Our joyful (yes, joyful) group once again gathered January 4th, this time for continental brunch at Dog Ears Bookstore & Cafe in lovely South Buffalo. The chocolate mint sandwich cookies made me glad to be alive.
We discussed a new savings strategy that guest Sandra Wilson heard about, the dollar per week. You save $1 the first week of January, $2 the second week and so on and by the end of December, the last week, you save $52. By doing this you will have saved $1378.00! That’s a great start on an emergency savings, a contribution to your IRA or a vacation account. Probably the best and easiest way to accomplish this saving task is to set the money aside as if it were a bill to be paid.
I even saw a response on Facebook to do it backwards (start with $52 the first week) and then by the holidays you’re only committed to $2 and $1.
If you want some tips on creating a pleasant environment for paying bills or dealing with anything financial, see my post Money “Mise en Place.”
I’ve said it before and I’ll say it again: Tracking your expenditures is NOT the same as budgeting!
Budgeting is proactive; it’s about making conscious choices about how you will spend what you have (and not more) based on your needs, values, and circumstances.

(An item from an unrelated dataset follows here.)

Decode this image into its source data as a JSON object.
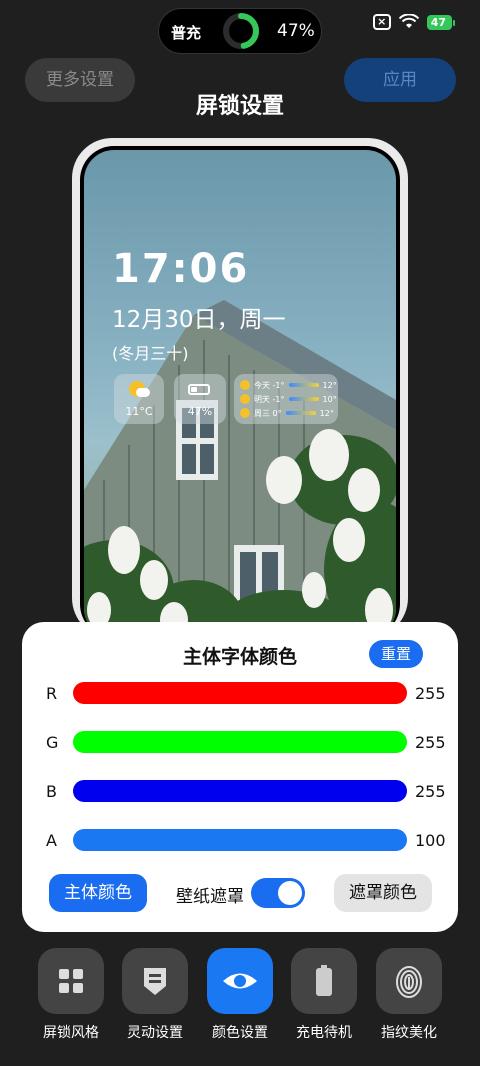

BUT it is important to understand how you are spending your money. There are many methods for tracking spending (notebook paper, notepad in your purse, Microsoft Excel, Mint.com) and several apps to track income and expenses, if that’s your thing (it is not my thing so I cannot testify to their effectiveness).
I think people hate budgeting for two reasons: It requires a lot of thought (which takes time) and it requires discipline (which takes both practice and motivation).
There’s a third obstacle – spouses – that I wrote about in the post I HATE Budgeting: Saving, Spouses and Status. It’s really hard to budget when your spouse or partner isn’t on board, but Sandra Wilson feels that, even if one of them is taking an active role in budgeting it’s better than nothing.
The group discussed many ideas for creating self-imposed limitations so budgeting comes more naturally. These include the seemingly outdated but still useful envelope system, putting sticky notes on each bundle of cash for what that money is reserved for, the Cathy Jo Lang “Dont go to the bank until the next payday” system (I’ve actually used this along with the all-cash shopping strategy with great success) (this is also called the “you don’t have enough cash, so put the pistachios back” strategy).
On a related note, did you know that the word “thrift” is derived from the word “thrive?” Neither did I. Makes sense, though. Tending to your finances and being a good steward of them creates an environment in which you can thrive and feel good about yourself. And then there’s that super fun song:
Many in the group shop at thrift stores regularly, myself included. I feel like I’m on a treasure hunt! And, in a way, I feel it’s environmental because I’m reusing something.